The rod provides the stiffness, the whip movement, and the drive. The secret is getting the energy to flow off the fiberglass to the plastic for an even flow.
These components are usually factory-made from either molded plastic, fabricated from extruded plastic, or fiberglass (or a combination of both). These materials are prone to weakness, breakage, or splintering if manufactured from a sub-standard parent material.
The major grape harvester companies are based in France and have already committed to doing things a certain way. The use of a fully plastic molded harvesting rod that some companies use can be flawed. If any air is entrapped in the plastic mold there will be a weakness and this is where breakage occurs. To move to a high-performance fiberglass component would require R&D investment. At present, there is still a limited understanding of how composites can improve durability and performance.
The fine art of grape harvesting
When harvesting season approaches, the 'over-row' harvester is run along the vine rows, where a looped harvesting rod shakes the fruit off the vine and onto a conveyor belt. When this is being done, next season’s fruit is still establishing itself on the vine and needs to be left undisturbed with the maximum of foliage left intact.
Ultimately, the winemaker wants to achieve the closest thing to hand-harvesting. This means:
- no broken skin
- no oxygen exposure
- no juice left on the vines
- minimal matter other than grapes (MOG).
With the added time pressure of harvesting and unforeseen weather events, it is a stressful time of year for the grower, harvesting crew, and winery alike.
Pultrusion technology improves harvester performance
Working with customers on the ground and experiencing frustration with recurring breakages, our client, came up with a simple design to improve flexural strength and advance the overall performance of the shaker rod system. The design consisted of a high-performance composite rod with a plastic cover secured by a crimp – the composite rod is a critical component in delivering durability.
“The rod provides the stiffness, the whip movement, and the drive.
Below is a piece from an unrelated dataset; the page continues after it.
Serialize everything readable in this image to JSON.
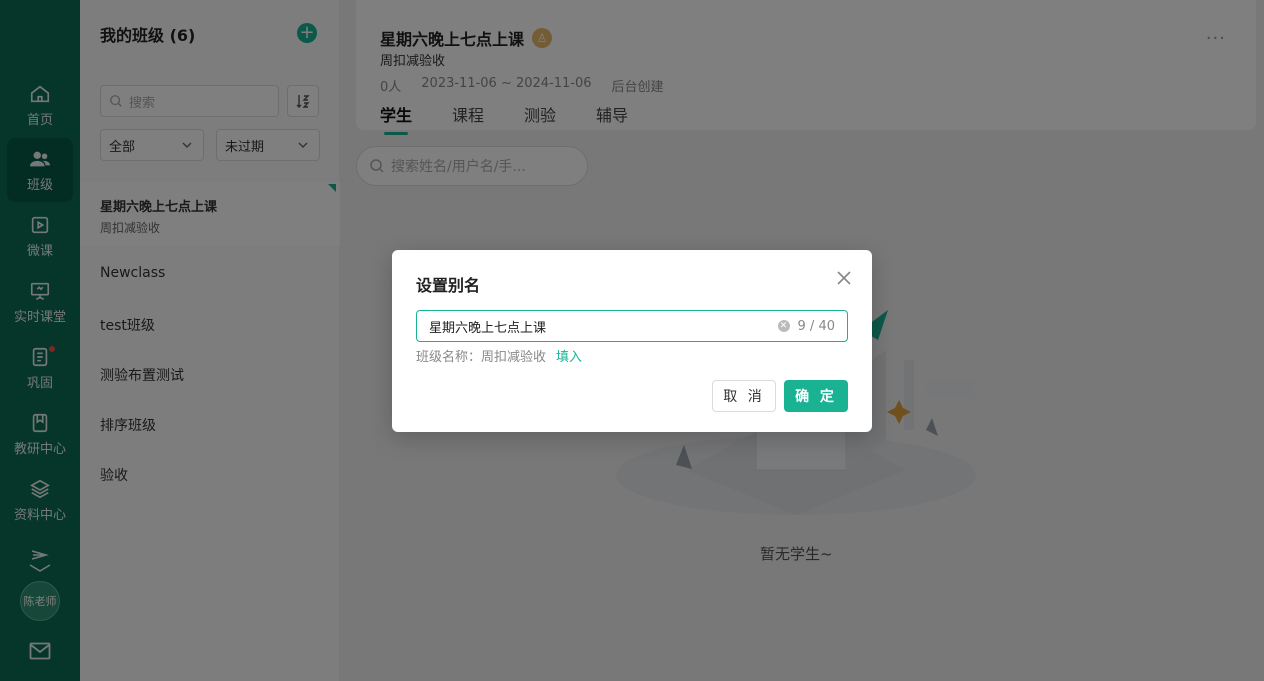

The secret is getting the energy to flow off the fiberglass to the plastic for an even flow,” says Agri-Tech Solutions founder, Grant Sewell.
After trialing and rigorous testing with Pultron Composites, a final resin change was made to increase flexural and fatigue properties. A huge improvement in performance was achieved and the new shaker component is still a commercial success 15 years on.
With the improved shaker system and the reliability of the composite rod, the shaker rate has been slowed while running the grape harvester at the same speed. The significant reduction in shaker system speed has resulted in better fruit harvesting, reduced MOG, and less machine wear.
Harvesters have noted, that when using the improved shaker system, the vines are left looking untouched, work is finished at a faster rate, and there are significantly fewer breakages.
Agri-Tech Solutions International founder, Grant Sewell supplies quality components to the agricultural and horticultural sectors in New Zealand, Australia, South Africa, Canada, and Israel.
All imagery supplied courtesy of Grant Sewell.
Main image: Mission Hill harvesting grapes for Icewine in Canada